[EXERCISE INPUT]
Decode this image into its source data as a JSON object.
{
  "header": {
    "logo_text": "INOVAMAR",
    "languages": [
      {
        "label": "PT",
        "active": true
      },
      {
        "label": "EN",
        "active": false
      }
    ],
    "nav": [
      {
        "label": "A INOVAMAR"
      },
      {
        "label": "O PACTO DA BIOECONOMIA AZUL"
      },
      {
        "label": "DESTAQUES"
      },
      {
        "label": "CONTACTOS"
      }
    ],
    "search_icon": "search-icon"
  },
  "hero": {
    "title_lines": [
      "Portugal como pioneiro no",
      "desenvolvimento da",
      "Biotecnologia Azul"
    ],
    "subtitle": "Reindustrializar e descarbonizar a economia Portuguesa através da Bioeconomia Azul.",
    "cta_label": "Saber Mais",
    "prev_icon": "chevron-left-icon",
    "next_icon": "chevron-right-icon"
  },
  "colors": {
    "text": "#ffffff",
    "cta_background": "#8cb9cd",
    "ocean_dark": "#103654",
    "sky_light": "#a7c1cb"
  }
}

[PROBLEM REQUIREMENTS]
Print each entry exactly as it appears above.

[TASK ANSWER]
Decode this image into its source data as a JSON object.
{
  "header": {
    "logo_text": "INOVAMAR",
    "languages": [
      {
        "label": "PT",
        "active": true
      },
      {
        "label": "EN",
        "active": false
      }
    ],
    "nav": [
      {
        "label": "A INOVAMAR"
      },
      {
        "label": "O PACTO DA BIOECONOMIA AZUL"
      },
      {
        "label": "DESTAQUES"
      },
      {
        "label": "CONTACTOS"
      }
    ],
    "search_icon": "search-icon"
  },
  "hero": {
    "title_lines": [
      "Portugal como pioneiro no",
      "desenvolvimento da",
      "Biotecnologia Azul"
    ],
    "subtitle": "Reindustrializar e descarbonizar a economia Portuguesa através da Bioeconomia Azul.",
    "cta_label": "Saber Mais",
    "prev_icon": "chevron-left-icon",
    "next_icon": "chevron-right-icon"
  },
  "colors": {
    "text": "#ffffff",
    "cta_background": "#8cb9cd",
    "ocean_dark": "#103654",
    "sky_light": "#a7c1cb"
  }
}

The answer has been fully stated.